I didn’t truly become the “public fitness intellectual” you are more familiar with until 2012 (and this was just the start). After 8 years of immersion in my craft as a lifter, athlete, student, teacher, and trainer, I actually had a few things worth saying. I finally had value to add. I’d learned to do public speaking and how to turn complex topics into digestible content from teaching. I’d learned through trial and error and repetition how to coach people. Lastly, through my education and self-study, I learned the theory of nutrition and training. Also, I finally got the opportunity to provide that value to a reasonably large audience (via Matt Ogus on his YouTube channel).
Honestly, I’m so glad I didn’t get the opportunity to be put in front of a large audience as “an expert” even just a few years earlier. Trust me, while I might not have realized it at the time, and I might have wanted an earlier “break”, that would have been the worst thing in the world for me. Why? Because I would have blown it. Before this point I didn’t have the same value to add. Getting to that point took time. More importantly, it took commitment to a goal, and constant immersion in my craft. It also took a village, and the support, love and collaboration from a lot of amazing people who encouraged me and built with me.

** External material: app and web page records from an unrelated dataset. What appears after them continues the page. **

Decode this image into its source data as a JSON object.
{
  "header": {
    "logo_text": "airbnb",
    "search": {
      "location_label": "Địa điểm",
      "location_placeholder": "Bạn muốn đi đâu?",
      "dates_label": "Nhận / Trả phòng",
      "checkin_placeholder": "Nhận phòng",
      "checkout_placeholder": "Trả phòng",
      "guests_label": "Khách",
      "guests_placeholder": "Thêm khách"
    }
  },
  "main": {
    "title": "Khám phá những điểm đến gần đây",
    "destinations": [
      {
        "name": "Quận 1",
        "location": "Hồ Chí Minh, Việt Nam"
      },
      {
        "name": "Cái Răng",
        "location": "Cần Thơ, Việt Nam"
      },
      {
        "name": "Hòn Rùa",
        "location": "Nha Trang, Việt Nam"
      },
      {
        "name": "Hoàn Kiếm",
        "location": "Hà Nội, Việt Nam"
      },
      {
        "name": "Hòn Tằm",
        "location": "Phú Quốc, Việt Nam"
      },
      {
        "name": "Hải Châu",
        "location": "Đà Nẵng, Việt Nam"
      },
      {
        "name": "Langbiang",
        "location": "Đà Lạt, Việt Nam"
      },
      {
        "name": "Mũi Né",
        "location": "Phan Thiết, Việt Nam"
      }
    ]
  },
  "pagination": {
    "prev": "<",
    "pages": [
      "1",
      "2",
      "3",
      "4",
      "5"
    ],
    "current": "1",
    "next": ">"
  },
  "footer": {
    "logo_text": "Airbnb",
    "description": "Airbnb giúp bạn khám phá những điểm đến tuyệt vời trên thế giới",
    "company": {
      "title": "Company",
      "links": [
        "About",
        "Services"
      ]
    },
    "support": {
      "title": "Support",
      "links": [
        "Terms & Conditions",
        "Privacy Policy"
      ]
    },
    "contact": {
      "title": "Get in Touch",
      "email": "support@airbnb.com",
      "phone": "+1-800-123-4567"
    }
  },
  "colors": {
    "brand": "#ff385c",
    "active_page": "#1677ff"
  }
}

The moral of the story if you haven’t yet guessed it, is you shouldn’t want to be hugely successful early in your career. To contribute something of true value that can make lasting changes to any community you care about, you have to take the time to develop it. Don’t get me wrong, you have something to contribute now! But at the same time, you must respect the point of your career that you are at. A fast track is not a fast track, it’s a distraction. It’s not an opportunity if it doesn’t align with your values and your goals. Any “opportunity” that fast tracks you to having a platform you aren’t ready for, or that doesn’t align with your mission, will only take you a different direction that you may very well wish you hadn’t gone. So, contribute the value you have, to the people who can benefit from it now. But don’t buy into the sense of urgency, don’t act out of fear, don’t try to be something you aren’t yet. Take the time to become someone worth listening to.